*PROBLEM*: Return copies of the lines below that mention "Event".

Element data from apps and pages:
=== Section Start ===
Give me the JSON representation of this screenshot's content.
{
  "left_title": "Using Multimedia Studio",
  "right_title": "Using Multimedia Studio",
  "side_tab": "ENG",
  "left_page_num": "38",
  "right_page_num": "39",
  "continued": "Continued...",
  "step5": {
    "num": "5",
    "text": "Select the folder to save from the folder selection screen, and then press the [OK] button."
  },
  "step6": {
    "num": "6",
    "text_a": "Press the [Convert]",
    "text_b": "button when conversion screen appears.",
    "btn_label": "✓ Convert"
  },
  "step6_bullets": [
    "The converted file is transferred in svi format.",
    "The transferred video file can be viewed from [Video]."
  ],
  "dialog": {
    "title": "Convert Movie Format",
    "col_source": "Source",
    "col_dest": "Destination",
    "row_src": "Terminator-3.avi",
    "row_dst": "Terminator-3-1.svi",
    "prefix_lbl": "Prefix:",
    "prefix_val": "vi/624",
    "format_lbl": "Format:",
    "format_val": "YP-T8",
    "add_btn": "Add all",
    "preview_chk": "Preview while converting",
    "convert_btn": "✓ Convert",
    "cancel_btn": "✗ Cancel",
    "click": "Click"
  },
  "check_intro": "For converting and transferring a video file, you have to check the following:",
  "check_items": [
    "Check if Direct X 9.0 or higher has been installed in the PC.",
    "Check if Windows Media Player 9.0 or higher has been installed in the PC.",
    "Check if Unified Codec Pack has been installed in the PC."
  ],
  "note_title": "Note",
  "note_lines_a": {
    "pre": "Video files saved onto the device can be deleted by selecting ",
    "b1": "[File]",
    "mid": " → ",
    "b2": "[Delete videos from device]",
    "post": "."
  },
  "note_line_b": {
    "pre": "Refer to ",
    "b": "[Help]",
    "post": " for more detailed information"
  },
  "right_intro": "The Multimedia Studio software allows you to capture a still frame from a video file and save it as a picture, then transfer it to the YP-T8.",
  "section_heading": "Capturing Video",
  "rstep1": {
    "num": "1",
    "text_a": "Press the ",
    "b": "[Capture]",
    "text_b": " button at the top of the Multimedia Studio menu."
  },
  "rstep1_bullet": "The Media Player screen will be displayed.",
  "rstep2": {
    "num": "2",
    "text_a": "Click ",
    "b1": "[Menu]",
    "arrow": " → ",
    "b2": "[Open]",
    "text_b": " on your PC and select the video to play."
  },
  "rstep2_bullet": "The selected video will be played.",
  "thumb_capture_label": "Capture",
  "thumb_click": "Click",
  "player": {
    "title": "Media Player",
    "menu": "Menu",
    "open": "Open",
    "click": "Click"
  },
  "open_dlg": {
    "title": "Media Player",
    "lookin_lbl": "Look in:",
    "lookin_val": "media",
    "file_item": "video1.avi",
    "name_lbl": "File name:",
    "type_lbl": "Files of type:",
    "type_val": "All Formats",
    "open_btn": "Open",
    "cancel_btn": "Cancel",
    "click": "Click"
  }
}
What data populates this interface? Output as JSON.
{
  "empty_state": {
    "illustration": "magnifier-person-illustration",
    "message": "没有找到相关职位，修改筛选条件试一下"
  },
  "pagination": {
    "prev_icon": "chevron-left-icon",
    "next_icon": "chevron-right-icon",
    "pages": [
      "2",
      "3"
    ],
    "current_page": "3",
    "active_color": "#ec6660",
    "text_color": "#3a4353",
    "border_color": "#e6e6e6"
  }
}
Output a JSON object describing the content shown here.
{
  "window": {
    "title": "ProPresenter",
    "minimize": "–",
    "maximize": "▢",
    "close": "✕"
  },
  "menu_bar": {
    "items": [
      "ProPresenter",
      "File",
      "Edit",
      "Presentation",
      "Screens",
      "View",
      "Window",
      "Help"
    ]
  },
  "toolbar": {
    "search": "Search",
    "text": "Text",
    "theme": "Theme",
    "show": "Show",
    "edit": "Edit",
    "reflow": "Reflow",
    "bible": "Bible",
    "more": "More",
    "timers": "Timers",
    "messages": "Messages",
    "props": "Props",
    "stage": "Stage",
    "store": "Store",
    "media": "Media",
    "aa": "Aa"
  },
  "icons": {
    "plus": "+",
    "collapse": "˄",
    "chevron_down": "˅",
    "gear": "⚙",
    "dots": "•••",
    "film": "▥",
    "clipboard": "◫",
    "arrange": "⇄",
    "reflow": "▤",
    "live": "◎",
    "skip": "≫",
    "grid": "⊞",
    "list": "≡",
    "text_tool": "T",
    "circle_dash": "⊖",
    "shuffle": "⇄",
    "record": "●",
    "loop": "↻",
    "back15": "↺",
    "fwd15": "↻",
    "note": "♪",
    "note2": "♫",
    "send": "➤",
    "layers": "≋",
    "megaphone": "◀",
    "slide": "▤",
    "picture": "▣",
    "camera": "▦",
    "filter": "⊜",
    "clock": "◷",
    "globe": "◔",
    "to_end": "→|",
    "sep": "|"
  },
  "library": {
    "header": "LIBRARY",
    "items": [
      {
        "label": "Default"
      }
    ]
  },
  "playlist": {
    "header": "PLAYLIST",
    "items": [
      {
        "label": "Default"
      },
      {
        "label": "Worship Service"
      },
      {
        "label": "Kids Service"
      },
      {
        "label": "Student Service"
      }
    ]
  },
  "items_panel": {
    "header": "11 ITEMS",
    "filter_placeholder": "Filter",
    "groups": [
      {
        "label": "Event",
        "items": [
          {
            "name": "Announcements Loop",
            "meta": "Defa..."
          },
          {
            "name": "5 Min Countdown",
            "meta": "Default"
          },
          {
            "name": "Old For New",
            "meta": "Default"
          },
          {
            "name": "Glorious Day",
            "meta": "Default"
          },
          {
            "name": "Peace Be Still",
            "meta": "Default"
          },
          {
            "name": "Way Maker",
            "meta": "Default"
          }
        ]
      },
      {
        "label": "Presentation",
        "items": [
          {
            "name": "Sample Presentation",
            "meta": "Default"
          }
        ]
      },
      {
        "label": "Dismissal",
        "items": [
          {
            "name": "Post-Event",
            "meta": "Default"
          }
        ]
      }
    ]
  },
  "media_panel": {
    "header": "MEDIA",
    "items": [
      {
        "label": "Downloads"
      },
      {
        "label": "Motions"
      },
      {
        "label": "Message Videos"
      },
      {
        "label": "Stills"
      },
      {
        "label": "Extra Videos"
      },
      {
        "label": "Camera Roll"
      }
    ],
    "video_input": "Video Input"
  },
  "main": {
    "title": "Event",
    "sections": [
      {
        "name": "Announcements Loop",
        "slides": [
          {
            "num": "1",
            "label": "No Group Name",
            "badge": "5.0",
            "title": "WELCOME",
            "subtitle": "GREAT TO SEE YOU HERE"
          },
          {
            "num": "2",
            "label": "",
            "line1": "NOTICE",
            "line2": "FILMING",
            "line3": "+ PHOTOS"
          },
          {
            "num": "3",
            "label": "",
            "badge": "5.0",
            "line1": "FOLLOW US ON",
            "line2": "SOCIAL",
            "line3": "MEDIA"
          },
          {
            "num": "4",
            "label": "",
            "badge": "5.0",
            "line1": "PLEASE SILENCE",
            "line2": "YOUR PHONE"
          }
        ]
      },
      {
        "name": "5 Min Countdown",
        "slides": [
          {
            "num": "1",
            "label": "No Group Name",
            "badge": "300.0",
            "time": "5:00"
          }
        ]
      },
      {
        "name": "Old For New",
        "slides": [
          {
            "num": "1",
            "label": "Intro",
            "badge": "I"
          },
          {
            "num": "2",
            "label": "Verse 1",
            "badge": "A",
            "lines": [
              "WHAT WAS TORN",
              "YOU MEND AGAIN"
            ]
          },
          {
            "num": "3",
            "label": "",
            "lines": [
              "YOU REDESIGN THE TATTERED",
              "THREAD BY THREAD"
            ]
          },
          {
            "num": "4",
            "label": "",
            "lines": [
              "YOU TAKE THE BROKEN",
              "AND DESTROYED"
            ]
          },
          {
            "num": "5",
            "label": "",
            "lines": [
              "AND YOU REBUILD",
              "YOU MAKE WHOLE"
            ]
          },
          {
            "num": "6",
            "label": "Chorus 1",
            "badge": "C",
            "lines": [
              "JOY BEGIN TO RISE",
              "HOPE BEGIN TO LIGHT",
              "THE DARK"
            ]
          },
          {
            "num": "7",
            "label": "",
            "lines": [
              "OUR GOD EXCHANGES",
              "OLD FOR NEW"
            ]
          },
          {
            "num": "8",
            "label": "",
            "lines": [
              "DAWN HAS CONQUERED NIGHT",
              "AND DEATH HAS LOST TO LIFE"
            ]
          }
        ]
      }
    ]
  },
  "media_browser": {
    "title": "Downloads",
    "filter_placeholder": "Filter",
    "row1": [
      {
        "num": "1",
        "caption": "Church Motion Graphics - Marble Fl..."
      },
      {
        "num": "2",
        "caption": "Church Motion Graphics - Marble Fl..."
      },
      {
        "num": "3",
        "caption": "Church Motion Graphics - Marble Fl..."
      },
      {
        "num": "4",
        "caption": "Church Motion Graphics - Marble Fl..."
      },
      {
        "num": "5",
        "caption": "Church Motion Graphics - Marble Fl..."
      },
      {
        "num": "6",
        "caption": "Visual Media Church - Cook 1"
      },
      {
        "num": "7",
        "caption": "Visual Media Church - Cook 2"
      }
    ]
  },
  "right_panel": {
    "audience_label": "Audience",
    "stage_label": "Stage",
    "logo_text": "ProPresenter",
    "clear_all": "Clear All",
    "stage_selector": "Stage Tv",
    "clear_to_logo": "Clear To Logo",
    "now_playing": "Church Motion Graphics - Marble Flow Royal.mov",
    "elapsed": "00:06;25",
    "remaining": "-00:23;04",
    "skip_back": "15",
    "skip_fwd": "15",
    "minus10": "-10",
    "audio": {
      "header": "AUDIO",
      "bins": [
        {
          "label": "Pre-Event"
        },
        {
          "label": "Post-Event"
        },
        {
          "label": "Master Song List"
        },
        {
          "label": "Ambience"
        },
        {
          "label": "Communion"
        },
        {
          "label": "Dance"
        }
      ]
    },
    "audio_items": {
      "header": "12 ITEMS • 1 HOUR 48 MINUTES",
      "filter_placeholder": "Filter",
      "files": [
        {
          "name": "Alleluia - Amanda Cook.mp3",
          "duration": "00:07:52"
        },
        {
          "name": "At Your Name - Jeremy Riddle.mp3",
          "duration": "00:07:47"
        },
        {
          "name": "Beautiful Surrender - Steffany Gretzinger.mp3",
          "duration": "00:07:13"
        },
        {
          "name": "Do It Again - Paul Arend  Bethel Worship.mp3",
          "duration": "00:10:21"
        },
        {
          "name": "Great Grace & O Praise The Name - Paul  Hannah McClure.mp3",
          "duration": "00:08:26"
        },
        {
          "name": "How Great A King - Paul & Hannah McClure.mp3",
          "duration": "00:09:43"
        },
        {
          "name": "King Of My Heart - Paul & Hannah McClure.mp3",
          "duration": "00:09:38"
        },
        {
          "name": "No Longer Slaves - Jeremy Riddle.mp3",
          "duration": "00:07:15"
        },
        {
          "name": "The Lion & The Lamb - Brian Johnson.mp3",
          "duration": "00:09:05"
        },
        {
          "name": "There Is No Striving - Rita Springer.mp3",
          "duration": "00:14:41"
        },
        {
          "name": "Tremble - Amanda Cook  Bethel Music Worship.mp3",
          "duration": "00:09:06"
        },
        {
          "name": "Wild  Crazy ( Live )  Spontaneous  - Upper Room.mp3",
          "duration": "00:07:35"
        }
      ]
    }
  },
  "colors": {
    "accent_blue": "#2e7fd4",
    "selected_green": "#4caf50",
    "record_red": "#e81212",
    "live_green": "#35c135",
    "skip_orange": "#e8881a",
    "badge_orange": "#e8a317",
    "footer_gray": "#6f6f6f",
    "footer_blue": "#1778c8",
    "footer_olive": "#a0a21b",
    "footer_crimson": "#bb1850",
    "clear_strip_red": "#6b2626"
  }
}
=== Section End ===
*ANSWER SPACE*:
        "label": "Event",
            "name": "Post-Event",
    "title": "Event",
          "label": "Pre-Event"
          "label": "Post-Event"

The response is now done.